Ella and I (and Andy the last couple of times) have been going to the downtown library every week for story hour. It's a great program (although I bet only a fifth of the kids there actually get what's going on), and afterwards we roam the library. Actually, you kind of have to pick an area to roam, it's that big. A couple of days ago we visited an exhibit of original illustrations by several African-American author/illustrators. One book was actually featured in story hour recently - "Tar Beach" by Faith Ringgold. It's about a little girl growing up in Harlem, and the pictures are really amazing (especially seeing the originals in person).

Last week we hit the fiction room, and after walking around for a couple minutes, I headed over to find the Goudge books. There are a lot of them at the main library - and I was excited not to have to request one and wait for it to be sent to a closer location. Anyway, I was looking through, trying to find one that I had not read (thankfully there are still some) and I picked two that didn't look familiar. The one I started with is called "White Witch," and come to find out, it's historical fiction. The problem, dear reader, is that I don't really know a lot about 17th century British history.

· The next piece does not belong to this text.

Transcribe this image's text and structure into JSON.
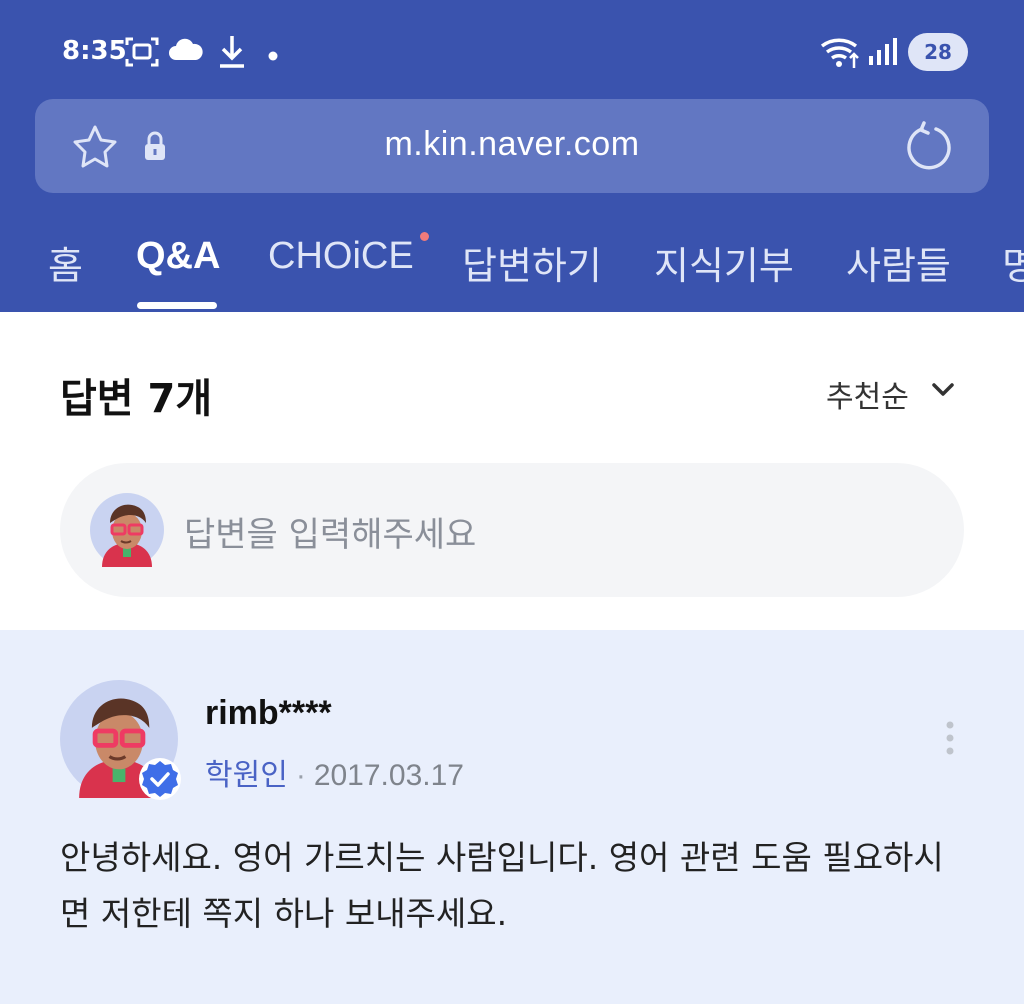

I'm about halfway through, and really enjoying it, but keep seeing names that I know I should know, but am too tired to get out of bed and look them up. So tonight I looked up Oliver Cromwell, and I feel a bit better about things. Of course, reading the bio gave some parts of the book away (i.e. I know which side is going to win the battle of which I'm currently in the midst) but I bet a lot of people smarter than I - and certainly Goudge's original intended audience - knew.

I was a little sad that we didn't have a set of encyclopedias so that I could look up ole Cromwell, and then I got a little more sad that our kids might not have a set when they're older. I fully understand that the internet has gobs more information than any one set of encyclopedias, but there's just something about looking something up in a book. And I loved to pull out our World Books when I was little, and look through all the pictures, and happen upon information on something that I wouldn't have thought about researching. Then again, if there wasn't such handy technology, it would have been harder to show you all the man of the hour...

Thursday, August 03, 2006

and the winner is...

At least every other day, Andy looks over at me and says, "So you're twenty-seven, huh?" I guess it's time to put a little something else down here. It isn't for lack of internet time. It's because I've been Largely occupied by something else. Something new and exciting. E-bay.

"E-bay?" you might say. "That's been around forever!" Yes, but I have just discovered the wonders, the intrigue, the breathless last moment before an item goes, hoping you are still the highest bidder...OK, so that's only happened twice. One time I won, and one time I lost. Mostly I just watch items and see how much they go for. Sounds psychotically boring, but I think it's good times.

I'm learning the little "tricks" of E-bay along the way. Like, say, reading the entire description of an item before bidding. My one item I've won was my first foray, and I was eager. I saw a very hot item (the entire Baby Einstein DVD collection) going for a ridiculously low price. I bid. I won! I looked at the picture a little more closely, and realized that all the writing was in CHINESE.

aaaaggggghhhh! I freaked out. "What are we going to with a Chinese Baby Einstein???" Andy calmly stated that That is why you read the blurb Thoroughly. He also assured me that if it was totally unusable to us, we could just sell it again. It Was new and in it's package.

It arrived. Every single word on the box and booklet is Chinese. Only a select few DVDs have English titles on the front as well. But, Thank Goodness, there is at least an English option on every DVD (so far). So, in my opinion, it's totally worth having Chinese characters all over the (actually authentic) Baby Einstein set for so Darn cheap.

I'm confident that with my next purchase there will be no surprises.